Ammolites are rare and valuable organic gemstones usually found along the slopes of the Rocky Mountains in the USA and Canada. Made from fossilized shells, these stones are made up of aragonites, the minerals found in nacreous pearls.
Also known as calcenites, korites, and aapoaks, ammonites were discovered in 1981. They were given official stone status in that same year by the World Jewellery Confederation.
Kinds of Ammolites include the following:
- Ammolite doublets have free form colors.
- They consist of minerazoled fossil shells.
- They usually have slight curves where color flashes roll off with movement.
- They usually come in green, orange, and yellow.
- They naturally have light refractive and dichromatic shift properties that provide color changes under natural daylight and fluorescent light.
- Ammolite triplets consist of a bottom usually made from the dark, gray layer of shale and a cap made with natural optical quartz or synthetic spinel.

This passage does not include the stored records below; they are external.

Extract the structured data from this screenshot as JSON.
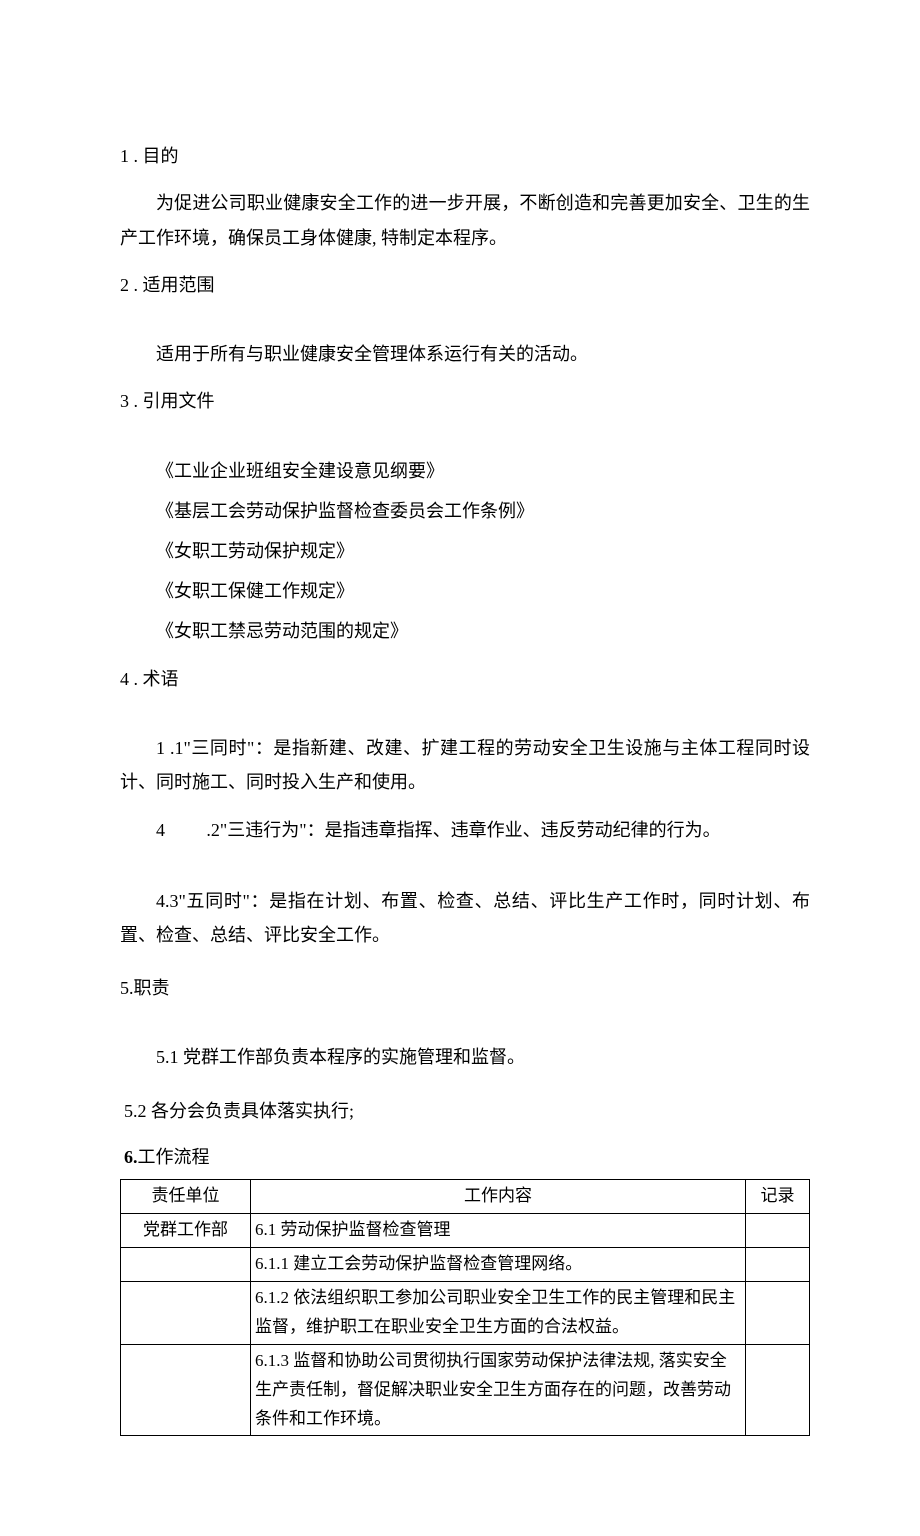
{
  "s1": {
    "heading": "1 . 目的",
    "para": "为促进公司职业健康安全工作的进一步开展，不断创造和完善更加安全、卫生的生产工作环境，确保员工身体健康, 特制定本程序。"
  },
  "s2": {
    "heading": "2 . 适用范围",
    "para": "适用于所有与职业健康安全管理体系运行有关的活动。"
  },
  "s3": {
    "heading": "3 . 引用文件",
    "refs": [
      "《工业企业班组安全建设意见纲要》",
      "《基层工会劳动保护监督检查委员会工作条例》",
      "《女职工劳动保护规定》",
      "《女职工保健工作规定》",
      "《女职工禁忌劳动范围的规定》"
    ]
  },
  "s4": {
    "heading": "4 . 术语",
    "t41": "1 .1\"三同时\"：是指新建、改建、扩建工程的劳动安全卫生设施与主体工程同时设计、同时施工、同时投入生产和使用。",
    "t42num": "4",
    "t42rest": ".2\"三违行为\"：是指违章指挥、违章作业、违反劳动纪律的行为。",
    "t43": "4.3\"五同时\"：是指在计划、布置、检查、总结、评比生产工作时，同时计划、布置、检查、总结、评比安全工作。"
  },
  "s5": {
    "heading": "5.职责",
    "p51": "5.1 党群工作部负责本程序的实施管理和监督。",
    "p52": "5.2 各分会负责具体落实执行;"
  },
  "s6": {
    "heading_bold": "6.",
    "heading_rest": "工作流程",
    "header": {
      "unit": "责任单位",
      "content": "工作内容",
      "record": "记录"
    },
    "rows": [
      {
        "unit": "党群工作部",
        "content": "6.1 劳动保护监督检查管理",
        "record": ""
      },
      {
        "unit": "",
        "content": "6.1.1 建立工会劳动保护监督检查管理网络。",
        "record": ""
      },
      {
        "unit": "",
        "content": "6.1.2 依法组织职工参加公司职业安全卫生工作的民主管理和民主监督，维护职工在职业安全卫生方面的合法权益。",
        "record": ""
      },
      {
        "unit": "",
        "content": "6.1.3 监督和协助公司贯彻执行国家劳动保护法律法规, 落实安全生产责任制，督促解决职业安全卫生方面存在的问题，改善劳动条件和工作环境。",
        "record": ""
      }
    ]
  }
}
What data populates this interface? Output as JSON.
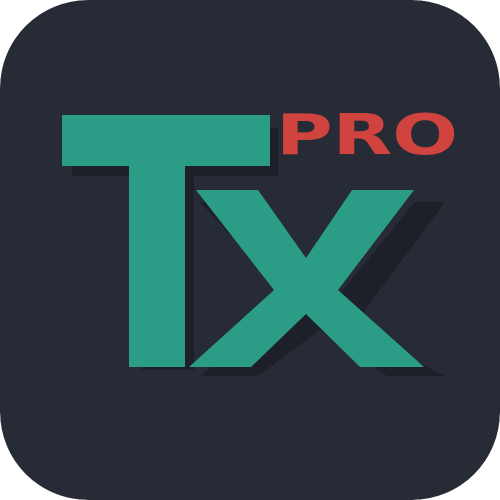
{
  "logo": {
    "text": "Tx",
    "badge": "PRO"
  },
  "colors": {
    "background": "#272b35",
    "shadow": "#1b1e25",
    "letters": "#2b9d86",
    "badge": "#d1433f"
  }
}
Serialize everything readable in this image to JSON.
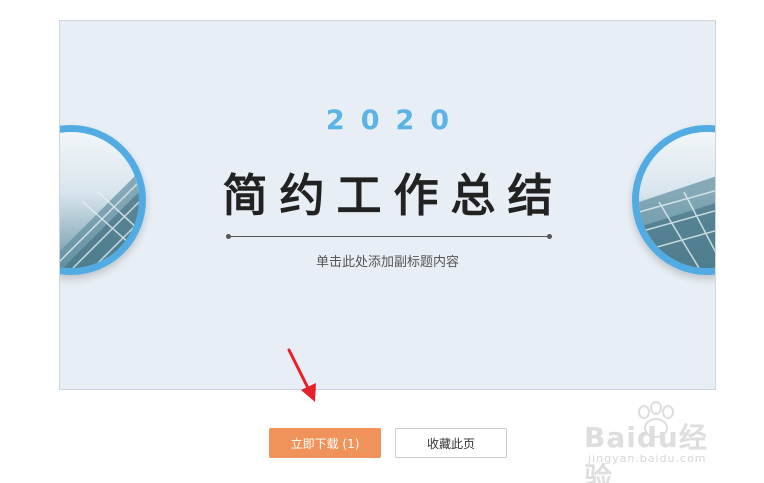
{
  "slide": {
    "year": "2020",
    "title": "简约工作总结",
    "subtitle": "单击此处添加副标题内容"
  },
  "actions": {
    "download_label": "立即下载 (1)",
    "favorite_label": "收藏此页"
  },
  "watermark": {
    "logo": "Baidu经验",
    "url": "jingyan.baidu.com"
  },
  "colors": {
    "accent_blue": "#5bb3e6",
    "download_button": "#f0935a",
    "arrow": "#e8202a",
    "slide_background": "#e8eef5"
  },
  "icons": [
    "red-arrow-icon",
    "building-photo"
  ]
}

- The top layer protects the entire stone from external factors and helps project its brilliant color.
- The bottom layer provides thickness and protection.
- They are sturdier and more durable for jewelry production than ammolite doublets.
- AA ammolite stones are graded with double A.
- They exhibit three or more brilliant colors in roughly equal proportions.
- A+ ammolite stones are graded with A+.
- They exhibit two to three brilliant colors.
- A ammolite stones are graded with A.
- They exhibit two or more light colors.
- Standard ammolite stones are usually gradeless.
- They exhibit one or more distinct colors.
- They are the dullest ammolites, having one comparatively dull, dominant color.
|Durability: For durability, choose red or green ammolites. Those in other colors are prone to scratching and breakage.|
Rarity: If you want rare ammolites, look for those with a crimson, violet, or gold color.